# What is required
Every line that contains the word "logo" is to be copied from the listing.

=== Records to use ===

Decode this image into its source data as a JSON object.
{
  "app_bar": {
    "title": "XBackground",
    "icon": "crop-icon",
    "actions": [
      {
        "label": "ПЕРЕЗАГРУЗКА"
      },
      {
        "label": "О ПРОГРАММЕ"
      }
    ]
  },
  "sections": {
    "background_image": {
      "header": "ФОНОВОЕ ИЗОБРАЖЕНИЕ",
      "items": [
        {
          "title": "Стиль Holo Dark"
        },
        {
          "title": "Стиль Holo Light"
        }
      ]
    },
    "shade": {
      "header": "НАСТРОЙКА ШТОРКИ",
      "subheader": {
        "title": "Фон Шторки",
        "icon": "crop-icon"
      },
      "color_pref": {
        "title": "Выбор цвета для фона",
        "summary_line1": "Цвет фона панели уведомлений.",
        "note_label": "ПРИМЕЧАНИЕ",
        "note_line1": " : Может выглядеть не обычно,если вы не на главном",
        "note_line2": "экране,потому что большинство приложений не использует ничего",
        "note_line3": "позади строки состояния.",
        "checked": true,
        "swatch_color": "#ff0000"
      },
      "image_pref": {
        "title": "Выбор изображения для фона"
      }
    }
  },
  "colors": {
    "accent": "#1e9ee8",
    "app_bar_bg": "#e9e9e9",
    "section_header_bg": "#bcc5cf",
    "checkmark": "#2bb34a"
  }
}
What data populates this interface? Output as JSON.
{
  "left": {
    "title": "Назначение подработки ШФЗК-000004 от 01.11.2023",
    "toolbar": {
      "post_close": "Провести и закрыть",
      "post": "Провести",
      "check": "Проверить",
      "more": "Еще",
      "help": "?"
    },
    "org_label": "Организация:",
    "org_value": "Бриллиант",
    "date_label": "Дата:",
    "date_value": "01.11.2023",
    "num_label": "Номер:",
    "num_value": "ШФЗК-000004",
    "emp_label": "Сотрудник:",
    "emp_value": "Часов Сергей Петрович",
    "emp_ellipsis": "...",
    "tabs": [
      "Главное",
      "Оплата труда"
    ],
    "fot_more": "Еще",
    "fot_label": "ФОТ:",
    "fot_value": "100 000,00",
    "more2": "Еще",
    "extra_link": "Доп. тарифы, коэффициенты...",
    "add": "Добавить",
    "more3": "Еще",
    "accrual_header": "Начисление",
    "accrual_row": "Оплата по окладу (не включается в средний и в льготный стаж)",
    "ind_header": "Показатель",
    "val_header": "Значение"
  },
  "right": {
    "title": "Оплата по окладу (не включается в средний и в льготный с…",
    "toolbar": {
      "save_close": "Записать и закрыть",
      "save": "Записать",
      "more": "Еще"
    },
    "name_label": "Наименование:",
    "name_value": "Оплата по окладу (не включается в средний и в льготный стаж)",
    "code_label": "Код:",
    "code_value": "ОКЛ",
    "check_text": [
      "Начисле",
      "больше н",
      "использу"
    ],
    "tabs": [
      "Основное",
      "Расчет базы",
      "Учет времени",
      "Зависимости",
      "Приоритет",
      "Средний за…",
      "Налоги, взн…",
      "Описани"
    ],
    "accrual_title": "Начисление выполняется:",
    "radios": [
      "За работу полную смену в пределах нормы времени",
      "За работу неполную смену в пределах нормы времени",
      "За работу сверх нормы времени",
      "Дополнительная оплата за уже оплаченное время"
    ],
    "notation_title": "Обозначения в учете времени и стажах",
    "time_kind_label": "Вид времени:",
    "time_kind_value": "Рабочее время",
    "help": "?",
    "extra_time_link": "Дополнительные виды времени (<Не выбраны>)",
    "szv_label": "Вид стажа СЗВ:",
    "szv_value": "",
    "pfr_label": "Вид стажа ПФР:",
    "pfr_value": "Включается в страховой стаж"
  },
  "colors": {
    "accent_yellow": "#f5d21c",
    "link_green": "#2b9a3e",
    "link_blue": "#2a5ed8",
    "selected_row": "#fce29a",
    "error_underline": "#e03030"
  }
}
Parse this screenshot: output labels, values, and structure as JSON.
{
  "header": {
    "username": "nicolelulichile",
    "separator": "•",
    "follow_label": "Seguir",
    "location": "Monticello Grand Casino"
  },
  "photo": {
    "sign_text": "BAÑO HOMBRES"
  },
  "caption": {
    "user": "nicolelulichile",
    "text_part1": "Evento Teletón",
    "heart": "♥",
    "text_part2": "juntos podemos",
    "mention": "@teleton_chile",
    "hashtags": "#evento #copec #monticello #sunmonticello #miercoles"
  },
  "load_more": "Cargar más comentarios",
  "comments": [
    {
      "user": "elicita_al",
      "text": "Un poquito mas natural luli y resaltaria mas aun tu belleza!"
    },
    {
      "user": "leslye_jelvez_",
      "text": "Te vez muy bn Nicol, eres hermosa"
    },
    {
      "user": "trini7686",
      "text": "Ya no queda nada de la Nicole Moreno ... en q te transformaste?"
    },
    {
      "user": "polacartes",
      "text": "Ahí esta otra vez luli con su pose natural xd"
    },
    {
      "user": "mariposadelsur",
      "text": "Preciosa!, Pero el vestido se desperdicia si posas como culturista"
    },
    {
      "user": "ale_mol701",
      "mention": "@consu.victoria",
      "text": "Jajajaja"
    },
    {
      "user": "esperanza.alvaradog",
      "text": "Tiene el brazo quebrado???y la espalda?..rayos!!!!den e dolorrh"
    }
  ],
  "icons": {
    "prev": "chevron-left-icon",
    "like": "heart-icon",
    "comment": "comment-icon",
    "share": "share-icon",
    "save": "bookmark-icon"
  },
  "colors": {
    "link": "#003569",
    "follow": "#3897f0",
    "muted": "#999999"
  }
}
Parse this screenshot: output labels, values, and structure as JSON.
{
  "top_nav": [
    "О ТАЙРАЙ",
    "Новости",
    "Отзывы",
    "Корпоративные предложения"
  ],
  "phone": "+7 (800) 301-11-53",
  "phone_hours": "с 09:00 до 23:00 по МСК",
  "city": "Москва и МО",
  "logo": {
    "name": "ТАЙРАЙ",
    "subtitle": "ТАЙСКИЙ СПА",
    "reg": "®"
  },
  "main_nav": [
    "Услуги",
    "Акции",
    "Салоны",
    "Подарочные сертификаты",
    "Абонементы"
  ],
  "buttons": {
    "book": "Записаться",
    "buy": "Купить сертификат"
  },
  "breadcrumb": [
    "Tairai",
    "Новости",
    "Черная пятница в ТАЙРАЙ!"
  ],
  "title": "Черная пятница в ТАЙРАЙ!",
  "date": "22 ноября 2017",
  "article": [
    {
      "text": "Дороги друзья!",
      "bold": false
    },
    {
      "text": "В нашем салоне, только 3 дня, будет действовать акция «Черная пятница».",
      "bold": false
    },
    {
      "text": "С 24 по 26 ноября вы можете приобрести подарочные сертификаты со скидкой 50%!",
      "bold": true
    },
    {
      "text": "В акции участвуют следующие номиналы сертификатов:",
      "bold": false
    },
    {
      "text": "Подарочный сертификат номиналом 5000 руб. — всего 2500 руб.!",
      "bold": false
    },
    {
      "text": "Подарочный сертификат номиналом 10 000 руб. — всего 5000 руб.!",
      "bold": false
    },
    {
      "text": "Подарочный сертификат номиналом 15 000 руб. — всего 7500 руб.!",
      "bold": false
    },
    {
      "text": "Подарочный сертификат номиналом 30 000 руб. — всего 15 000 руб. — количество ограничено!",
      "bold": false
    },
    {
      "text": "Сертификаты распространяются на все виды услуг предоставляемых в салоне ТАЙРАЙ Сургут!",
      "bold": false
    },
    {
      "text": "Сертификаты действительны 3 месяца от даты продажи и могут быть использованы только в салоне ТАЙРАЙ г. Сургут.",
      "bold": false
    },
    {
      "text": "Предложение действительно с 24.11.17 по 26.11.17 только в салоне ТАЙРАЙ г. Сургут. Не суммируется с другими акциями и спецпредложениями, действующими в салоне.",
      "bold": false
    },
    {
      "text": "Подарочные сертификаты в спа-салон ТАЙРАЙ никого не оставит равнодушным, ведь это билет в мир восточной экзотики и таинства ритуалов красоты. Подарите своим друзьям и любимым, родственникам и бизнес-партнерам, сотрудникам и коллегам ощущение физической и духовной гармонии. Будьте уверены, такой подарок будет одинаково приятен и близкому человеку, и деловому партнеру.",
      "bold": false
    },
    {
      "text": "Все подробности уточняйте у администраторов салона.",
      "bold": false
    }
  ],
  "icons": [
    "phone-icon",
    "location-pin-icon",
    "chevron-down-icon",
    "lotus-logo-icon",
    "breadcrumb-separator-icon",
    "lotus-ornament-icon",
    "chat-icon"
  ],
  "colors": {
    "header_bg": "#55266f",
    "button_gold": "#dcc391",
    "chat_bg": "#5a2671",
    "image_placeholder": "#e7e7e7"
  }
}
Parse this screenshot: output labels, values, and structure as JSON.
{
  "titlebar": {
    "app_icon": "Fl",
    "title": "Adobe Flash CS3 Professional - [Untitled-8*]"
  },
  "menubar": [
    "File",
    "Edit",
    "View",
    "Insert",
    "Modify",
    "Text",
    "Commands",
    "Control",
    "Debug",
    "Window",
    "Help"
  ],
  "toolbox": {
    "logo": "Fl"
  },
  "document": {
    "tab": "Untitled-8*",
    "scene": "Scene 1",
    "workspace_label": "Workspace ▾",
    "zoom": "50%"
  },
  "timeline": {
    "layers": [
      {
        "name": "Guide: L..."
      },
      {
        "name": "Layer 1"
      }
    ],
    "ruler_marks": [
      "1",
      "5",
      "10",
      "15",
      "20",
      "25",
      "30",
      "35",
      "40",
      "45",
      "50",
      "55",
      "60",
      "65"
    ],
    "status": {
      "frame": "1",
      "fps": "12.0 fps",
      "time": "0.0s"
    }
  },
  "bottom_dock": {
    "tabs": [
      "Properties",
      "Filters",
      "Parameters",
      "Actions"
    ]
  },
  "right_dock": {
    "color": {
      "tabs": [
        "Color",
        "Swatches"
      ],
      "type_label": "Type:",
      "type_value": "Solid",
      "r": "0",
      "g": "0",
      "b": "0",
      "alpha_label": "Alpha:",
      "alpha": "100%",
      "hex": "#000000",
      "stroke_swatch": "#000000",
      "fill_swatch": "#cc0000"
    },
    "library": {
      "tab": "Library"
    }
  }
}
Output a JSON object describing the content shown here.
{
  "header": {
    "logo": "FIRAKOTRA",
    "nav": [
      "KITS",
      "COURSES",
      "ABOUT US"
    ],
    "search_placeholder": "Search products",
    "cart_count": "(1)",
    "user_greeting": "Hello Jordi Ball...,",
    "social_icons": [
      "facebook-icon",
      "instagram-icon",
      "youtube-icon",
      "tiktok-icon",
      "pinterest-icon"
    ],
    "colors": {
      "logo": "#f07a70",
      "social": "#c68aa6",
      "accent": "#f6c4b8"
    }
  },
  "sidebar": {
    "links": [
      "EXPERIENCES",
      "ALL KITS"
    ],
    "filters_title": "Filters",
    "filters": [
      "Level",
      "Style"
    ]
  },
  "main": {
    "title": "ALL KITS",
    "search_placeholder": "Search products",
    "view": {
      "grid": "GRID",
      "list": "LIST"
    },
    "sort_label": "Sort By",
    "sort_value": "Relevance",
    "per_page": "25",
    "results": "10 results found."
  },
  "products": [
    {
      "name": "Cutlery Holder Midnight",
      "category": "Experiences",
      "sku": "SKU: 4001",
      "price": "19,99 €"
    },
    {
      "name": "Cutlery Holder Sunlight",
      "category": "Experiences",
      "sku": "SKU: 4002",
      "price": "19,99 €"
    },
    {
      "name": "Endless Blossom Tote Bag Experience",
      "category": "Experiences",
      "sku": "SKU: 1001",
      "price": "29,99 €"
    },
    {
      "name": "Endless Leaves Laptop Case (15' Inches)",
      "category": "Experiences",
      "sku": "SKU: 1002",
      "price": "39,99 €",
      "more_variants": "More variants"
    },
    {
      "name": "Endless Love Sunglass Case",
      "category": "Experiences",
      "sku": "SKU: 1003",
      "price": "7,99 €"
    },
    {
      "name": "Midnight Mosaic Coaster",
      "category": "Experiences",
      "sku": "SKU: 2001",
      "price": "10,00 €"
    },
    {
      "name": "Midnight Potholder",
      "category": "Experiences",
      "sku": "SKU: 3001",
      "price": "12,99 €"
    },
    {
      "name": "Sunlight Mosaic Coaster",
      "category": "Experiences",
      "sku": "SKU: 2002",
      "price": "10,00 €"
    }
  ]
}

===

# Task result
  "logo": {
    "lotus-logo-icon",
    "logo": "Fl"
    "logo": "FIRAKOTRA",
      "logo": "#f07a70",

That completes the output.